US3654621 *Nov 28, 1969Apr 4, 1972Burroughs CorpInformation processing system having means for dynamic memory address preparation
US3668647 *Jun 12, 1970Jun 6, 1972IbmFile access system
US3699528 *Feb 16, 1970Oct 17, 1972Burroughs CorpAddress manipulation circuitry for a digital computer
US3725874 *Sep 2, 1971Apr 3, 1973Philips CorpSegment addressing
US3731283 *Apr 13, 1971May 1, 1973Carlson LDigital computer incorporating base relative addressing of instructions
US3737871 *Jul 28, 1971Jun 5, 1973Hewlett Packard CoStack register renamer
US3739352 *Jun 28, 1971Jun 12, 1973Burroughs CorpVariable word width processor control
US3754218 *May 27, 1971Aug 21, 1973Nippon Electric CoData handling system with relocation capability comprising operand registers adapted therefor
US3794984 *Oct 14, 1971Feb 26, 1974Raytheon CoArray processor for digital computers
US3942155 *Dec 3, 1973Mar 2, 1976International Business Machines CorporationSystem for packing page frames with segments
US3976978 *Mar 26, 1975Aug 24, 1976Honeywell Information Systems, Inc.Method of generating addresses to a paged memory
US3982231 *Apr 16, 1974Sep 21, 1976International Business Machines CorporationPrefixing in a multiprocessing system
US4445170 *Mar 19, 1981Apr 24, 1984Zilog, Inc.Computer segmented memory management technique wherein two expandable memory portions are contained within a single segment
US5321836 *Apr 9, 1990Jun 14, 1994Intel CorporationVirtual memory management method and apparatus utilizing separate and independent segmentation and paging mechanism
US5611065 *Sep 14, 1994Mar 11, 1997Unisys CorporationAddress prediction for relative-to-absolute addressing
USB461336 *Apr 16, 1974Feb 3, 1976 Title not available
Classifications
U.S. Classification711/220, 712/E09.42, 711/E12.58
International ClassificationG06F12/10, G06F9/355

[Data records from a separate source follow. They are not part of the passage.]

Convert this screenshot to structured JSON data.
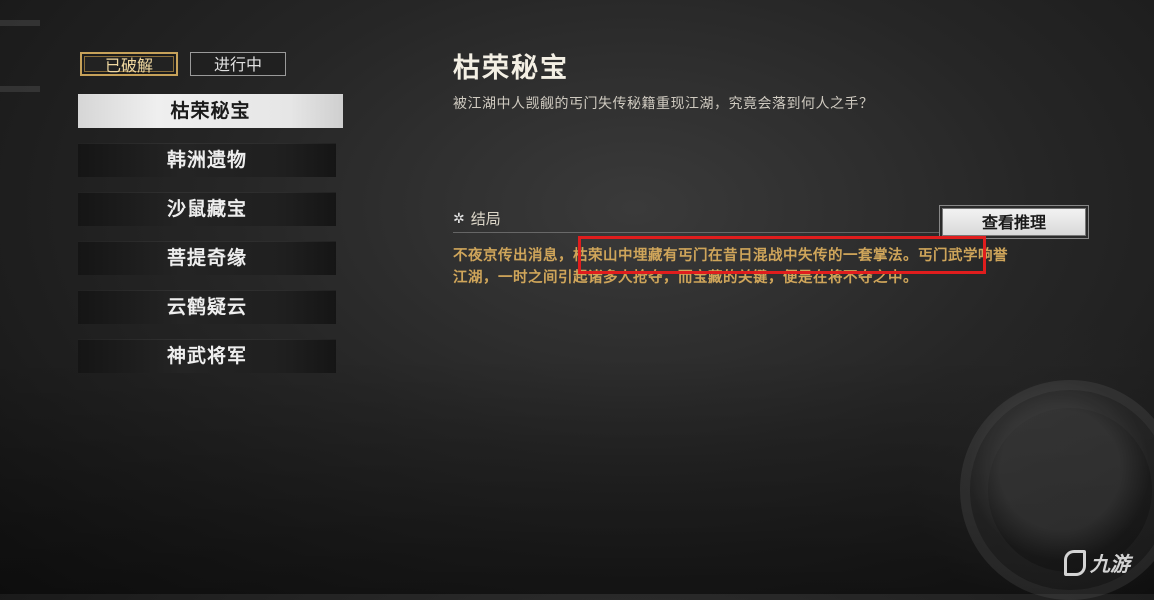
{
  "tabs": [
    {
      "label": "已破解",
      "active": true
    },
    {
      "label": "进行中",
      "active": false
    }
  ],
  "list": [
    {
      "label": "枯荣秘宝",
      "selected": true
    },
    {
      "label": "韩洲遗物",
      "selected": false
    },
    {
      "label": "沙鼠藏宝",
      "selected": false
    },
    {
      "label": "菩提奇缘",
      "selected": false
    },
    {
      "label": "云鹤疑云",
      "selected": false
    },
    {
      "label": "神武将军",
      "selected": false
    }
  ],
  "main": {
    "title": "枯荣秘宝",
    "description": "被江湖中人觊觎的丐门失传秘籍重现江湖，究竟会落到何人之手？",
    "section_icon": "snowflake-icon",
    "section_label": "结局",
    "reason_button": "查看推理",
    "result_line1": "不夜京传出消息，枯荣山中埋藏有丐门在昔日混战中失传的一套掌法。丐门武学响誉",
    "result_line2": "江湖，一时之间引起诸多人抢夺，而宝藏的关键，便是在将不夺之中。"
  },
  "colors": {
    "accent_gold": "#cfa55a",
    "highlight_red": "#e01d1d"
  },
  "watermark": {
    "text": "九游",
    "icon": "jiuyou-logo-icon"
  }
}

Cooperative ClassificationG06F12/10, G06F9/355
European ClassificationG06F9/355, G06F12/10
Legal Events
DateCodeEventDescription
Jul 13, 1984ASAssignment
Owner name: BURROUGHS CORPORATION
Free format text: MERGER;ASSIGNORS:BURROUGHS CORPORATION A CORP OF MI (MERGED INTO);BURROUGHS DELAWARE INCORPORATEDA DE CORP. (CHANGED TO);REEL/FRAME:004312/0324
Effective date: 19840530